Ironwood, Mich. – This was the first running race I’ve been in where organizers offered you a barf bag and an oxygen mask at the finish line.
But the Red Bull 400 was no ordinary race.
From the name, you can probably guess the event was created by the same energy drink company that dreamed up spectacles like Crashed Ice and Flugtag.
But instead of sending competitors plunging off a towering platform on ice skates or homemade flying machines, the Red Bull 400 was a contest to see who could sprint the fastest up to the top of a ski jump tower.
The event was May 12 at Copper Peak in Ironwood, a town in Michigan’s Upper Peninsula. Copper Peak actually was built to be a “ski flying” facility, which is like ski jumping, only bigger.
The Copper Peak tower, which hosted international competitions from 1970 to 1994, is the only ski flying hill in the Western Hemisphere and the largest artificial ski jump in the world.
Running from the bottom of the hill to the top of the tower makes it the world’s steepest 400-meter race, according to Red Bull. Competitors would face a 37-degree incline, climbing nearly 500 feet, or about 40 stories, over the course of a quarter mile.

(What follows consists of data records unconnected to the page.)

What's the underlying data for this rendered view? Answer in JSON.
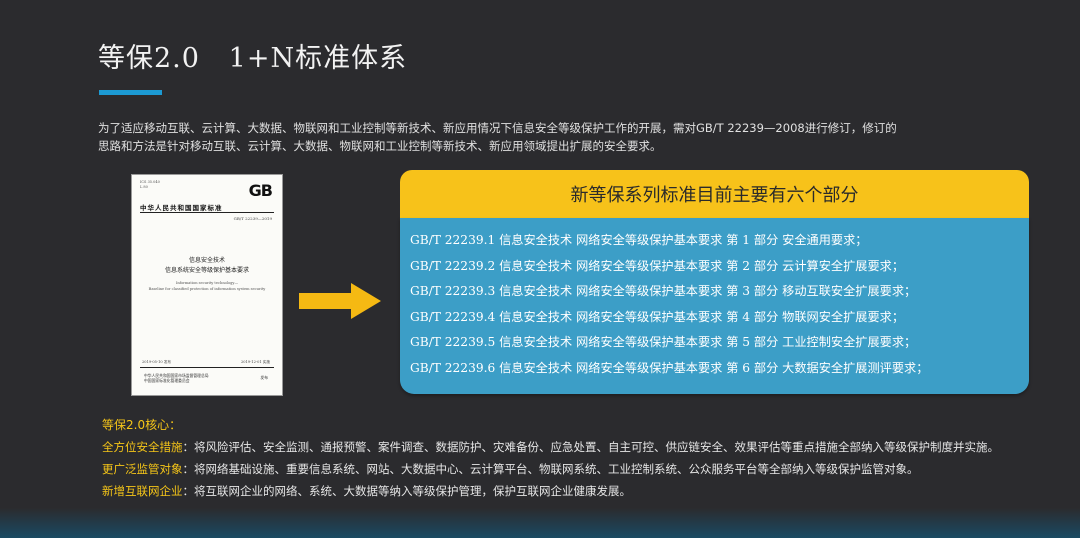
{
  "title": "等保2.0   1+N标准体系",
  "intro": "为了适应移动互联、云计算、大数据、物联网和工业控制等新技术、新应用情况下信息安全等级保护工作的开展，需对GB/T 22239—2008进行修订，修订的思路和方法是针对移动互联、云计算、大数据、物联网和工业控制等新技术、新应用领域提出扩展的安全要求。",
  "document": {
    "top_text_1": "ICS 35.040",
    "top_text_2": "L 80",
    "logo": "GB",
    "org": "中华人民共和国国家标准",
    "std_no": "GB/T 22239—2019",
    "title_cn_1": "信息安全技术",
    "title_cn_2": "信息系统安全等级保护基本要求",
    "title_en_1": "Information security technology—",
    "title_en_2": "Baseline for classified protection of information system security",
    "issue_date": "2019-05-10 发布",
    "impl_date": "2019-12-01 实施",
    "publisher_1": "中华人民共和国国家市场监督管理总局",
    "publisher_2": "中国国家标准化管理委员会",
    "publisher_3": "发布"
  },
  "panel": {
    "header": "新等保系列标准目前主要有六个部分",
    "items": [
      "GB/T 22239.1 信息安全技术 网络安全等级保护基本要求 第 1 部分 安全通用要求；",
      "GB/T 22239.2 信息安全技术 网络安全等级保护基本要求 第 2 部分 云计算安全扩展要求；",
      "GB/T 22239.3 信息安全技术 网络安全等级保护基本要求 第 3 部分 移动互联安全扩展要求；",
      "GB/T 22239.4 信息安全技术 网络安全等级保护基本要求 第 4 部分 物联网安全扩展要求；",
      "GB/T 22239.5 信息安全技术 网络安全等级保护基本要求 第 5 部分 工业控制安全扩展要求；",
      "GB/T 22239.6 信息安全技术 网络安全等级保护基本要求 第 6 部分 大数据安全扩展测评要求；"
    ]
  },
  "core": {
    "title": "等保2.0核心：",
    "lines": [
      {
        "label": "全方位安全措施",
        "text": "：将风险评估、安全监测、通报预警、案件调查、数据防护、灾难备份、应急处置、自主可控、供应链安全、效果评估等重点措施全部纳入等级保护制度并实施。"
      },
      {
        "label": "更广泛监管对象",
        "text": "：将网络基础设施、重要信息系统、网站、大数据中心、云计算平台、物联网系统、工业控制系统、公众服务平台等全部纳入等级保护监管对象。"
      },
      {
        "label": "新增互联网企业",
        "text": "：将互联网企业的网络、系统、大数据等纳入等级保护管理，保护互联网企业健康发展。"
      }
    ]
  },
  "colors": {
    "background": "#2b2b2e",
    "accent_blue": "#1c9ad3",
    "panel_yellow": "#f7c21a",
    "panel_blue": "#3c9ec7",
    "highlight_yellow": "#f5c518"
  }
}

Runners normally dread running uphill. There is a reason why a crucial segment of the Boston Marathon is called Heartbreak Hill.
Yet there are probably a couple dozen running races scattered across the country that are all uphill, grueling challenges to see who can get to the top the fastest.
I’ve done a couple of them: the 13-mile Pikes Peak Ascent in Colorado and the 7-mile Mount Washington Road Race in New Hampshire.
Up the peak
These uphill grinds can have a peculiar charm. If the weather’s nice, you’re rewarded with a magnificent view at the top — which includes watching all the poor devils behind you gasping their way to the finish line.
Red Bull had no shortage of takers for the first uphill race at Copper Peak. About 450 people signed up, with more than 700 on a waiting list.
The competitors included an eclectic mix of Olympic athletes, ultramarathoners, obstacle course racers, CrossFit devotees and U.S. Army Rangers from Fort Benning, Ga.
And there was Ironwood resident Gary Engstrom. Engstrom, 71, has done more than 200 marathons. His heart stopped and he had to be shocked back to life after he had a heart attack at the finish of a cross-country ski race last year. But he said that wasn’t going to stop him from racing up the ski hill in his hometown.
“I love challenges,” Engstrom said. “I’m not ready to cash it in.”
The race was run in heats of 25 competitors at a time, with spectators using binoculars to follow runners inching their way high up the peak.
Many runners wore gloves to better grip the enormous cargo nets draped over the hill and to protect against splinters when crawling up the wooden tower ramp. Runners were told to shout a warning if they kicked a rock loose so fellow competitors below could get out of the way.
Engstrom said he sneaked onto the hill several times to practice. A key part of my training was running up the stairs to my office.
Running in a heat reserved for media members, my heart was redlining well before the halfway point. At one point, I let go of the cargo net and slid backward about 10 feet.
Struggling up the wooden tower ramp, I could see the ground far below through the gaps between the boards. It’s the sort of thing that could give you vertigo if you didn’t think you were going to die anyway.
Nearing the finish, someone shouted “Only 70 more steps!” It wasn’t that reassuring. Every step was like doing a squat lunge, and you had already done hundreds of them.
When I finally crossed the finish line, I accepted the offer of the oxygen mask, but I still couldn’t stop panting. My throat would be sore for hours afterward from all the gasping. The view, though, including Lake Superior in the distance, was amazing.
I finished second in the media heat, beaten by an editor at Runner’s World magazine.
My time of 7 minutes, 16 seconds was about 2 ½ minutes off the winning time by Ian Torchia of Marquette, Mich. Anna Mooi of Ironwood won the women’s title.
My time was good enough to put me within the top 25 of the male competitors in preliminary heats. That would’ve gotten me into the final heat to vie for the championship, but the organizers weren’t letting reporters into the finals.
That suited me fine. I didn’t want to do it again.